- Work required: Scan the listing for the word "link" and give the number of lines where it appears, with no other text.
── Data extract ──
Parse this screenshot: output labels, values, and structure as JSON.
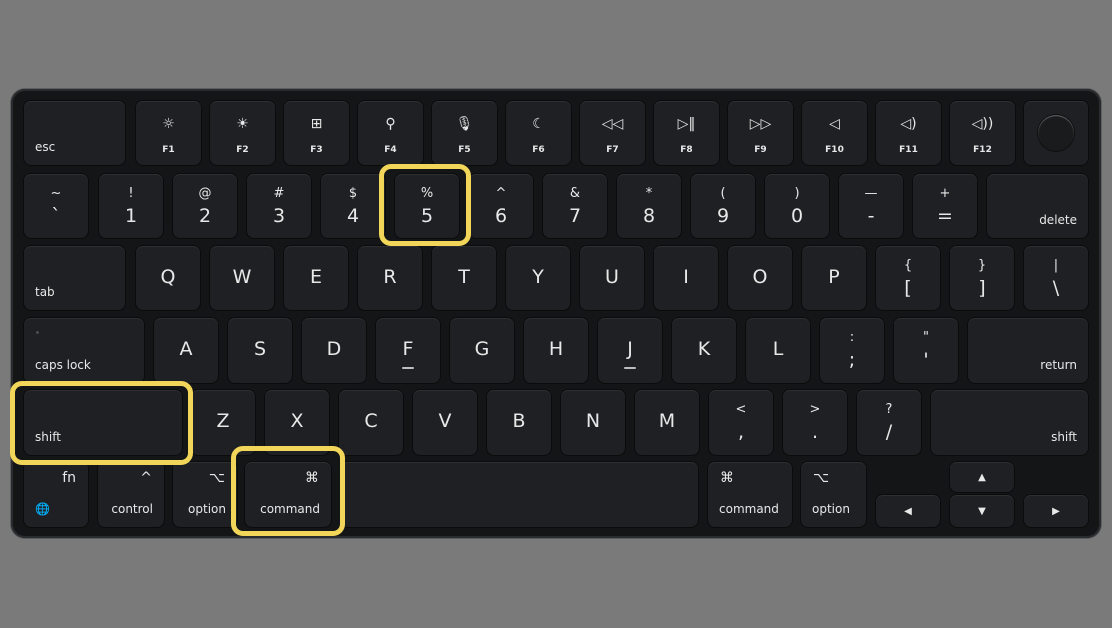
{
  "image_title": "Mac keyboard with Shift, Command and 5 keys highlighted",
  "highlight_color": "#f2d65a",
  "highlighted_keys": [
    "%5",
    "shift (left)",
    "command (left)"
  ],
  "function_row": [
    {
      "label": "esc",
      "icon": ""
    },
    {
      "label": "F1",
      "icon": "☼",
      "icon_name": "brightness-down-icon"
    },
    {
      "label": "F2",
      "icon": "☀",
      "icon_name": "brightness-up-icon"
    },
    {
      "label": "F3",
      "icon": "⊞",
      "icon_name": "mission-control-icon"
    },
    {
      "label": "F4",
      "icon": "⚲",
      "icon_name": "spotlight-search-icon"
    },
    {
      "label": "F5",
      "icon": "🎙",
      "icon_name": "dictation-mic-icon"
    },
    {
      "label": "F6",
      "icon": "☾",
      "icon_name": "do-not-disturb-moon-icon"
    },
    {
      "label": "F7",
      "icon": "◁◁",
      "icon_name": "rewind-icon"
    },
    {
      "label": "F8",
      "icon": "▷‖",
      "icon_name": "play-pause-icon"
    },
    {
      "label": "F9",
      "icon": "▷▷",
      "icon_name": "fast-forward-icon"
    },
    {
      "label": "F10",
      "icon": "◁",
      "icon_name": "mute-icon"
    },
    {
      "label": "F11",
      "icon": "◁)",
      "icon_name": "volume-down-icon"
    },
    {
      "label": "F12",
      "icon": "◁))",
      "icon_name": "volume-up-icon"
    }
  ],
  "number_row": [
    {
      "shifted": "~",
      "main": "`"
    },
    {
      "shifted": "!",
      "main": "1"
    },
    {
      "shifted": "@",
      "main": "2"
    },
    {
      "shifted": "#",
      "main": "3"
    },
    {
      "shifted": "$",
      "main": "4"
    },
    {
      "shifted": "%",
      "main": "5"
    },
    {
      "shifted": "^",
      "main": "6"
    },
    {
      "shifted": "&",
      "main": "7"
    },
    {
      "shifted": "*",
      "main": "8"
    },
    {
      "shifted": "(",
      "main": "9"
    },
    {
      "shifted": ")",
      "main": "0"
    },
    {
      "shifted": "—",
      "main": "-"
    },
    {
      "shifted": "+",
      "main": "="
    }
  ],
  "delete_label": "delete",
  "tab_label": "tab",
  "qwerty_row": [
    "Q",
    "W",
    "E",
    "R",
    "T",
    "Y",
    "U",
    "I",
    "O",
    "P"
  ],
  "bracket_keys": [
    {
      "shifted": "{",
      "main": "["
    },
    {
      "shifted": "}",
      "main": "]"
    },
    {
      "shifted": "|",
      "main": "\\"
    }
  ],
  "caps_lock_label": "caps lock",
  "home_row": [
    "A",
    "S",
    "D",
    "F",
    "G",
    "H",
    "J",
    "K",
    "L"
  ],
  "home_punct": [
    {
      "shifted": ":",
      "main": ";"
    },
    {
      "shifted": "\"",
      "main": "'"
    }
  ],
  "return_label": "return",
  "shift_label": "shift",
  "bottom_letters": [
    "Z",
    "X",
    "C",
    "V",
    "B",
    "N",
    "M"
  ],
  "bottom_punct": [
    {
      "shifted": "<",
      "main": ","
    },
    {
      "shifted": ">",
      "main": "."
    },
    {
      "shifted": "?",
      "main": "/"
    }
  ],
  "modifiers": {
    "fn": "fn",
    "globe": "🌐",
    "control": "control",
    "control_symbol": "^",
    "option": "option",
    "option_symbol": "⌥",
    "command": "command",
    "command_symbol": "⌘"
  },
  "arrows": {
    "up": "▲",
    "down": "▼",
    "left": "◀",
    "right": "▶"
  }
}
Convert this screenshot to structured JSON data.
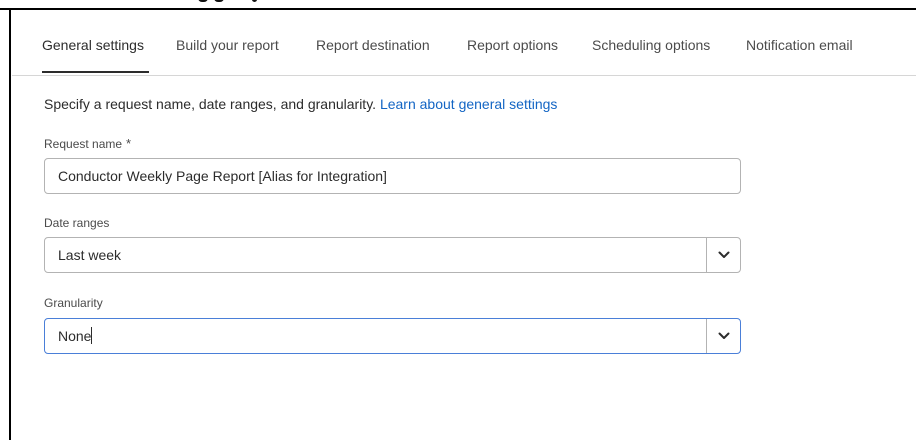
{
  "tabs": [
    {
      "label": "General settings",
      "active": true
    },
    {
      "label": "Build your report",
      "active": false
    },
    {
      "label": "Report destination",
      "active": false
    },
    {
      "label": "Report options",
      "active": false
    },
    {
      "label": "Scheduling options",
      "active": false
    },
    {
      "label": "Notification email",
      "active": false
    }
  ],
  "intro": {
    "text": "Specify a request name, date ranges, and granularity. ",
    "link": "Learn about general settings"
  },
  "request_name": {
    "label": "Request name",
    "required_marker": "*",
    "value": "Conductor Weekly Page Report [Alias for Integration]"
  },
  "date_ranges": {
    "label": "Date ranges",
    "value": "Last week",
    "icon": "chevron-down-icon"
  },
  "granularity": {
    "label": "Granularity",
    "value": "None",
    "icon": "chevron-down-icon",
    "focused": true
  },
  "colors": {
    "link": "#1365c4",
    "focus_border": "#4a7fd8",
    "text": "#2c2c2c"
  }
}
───
- Finished exercise: 2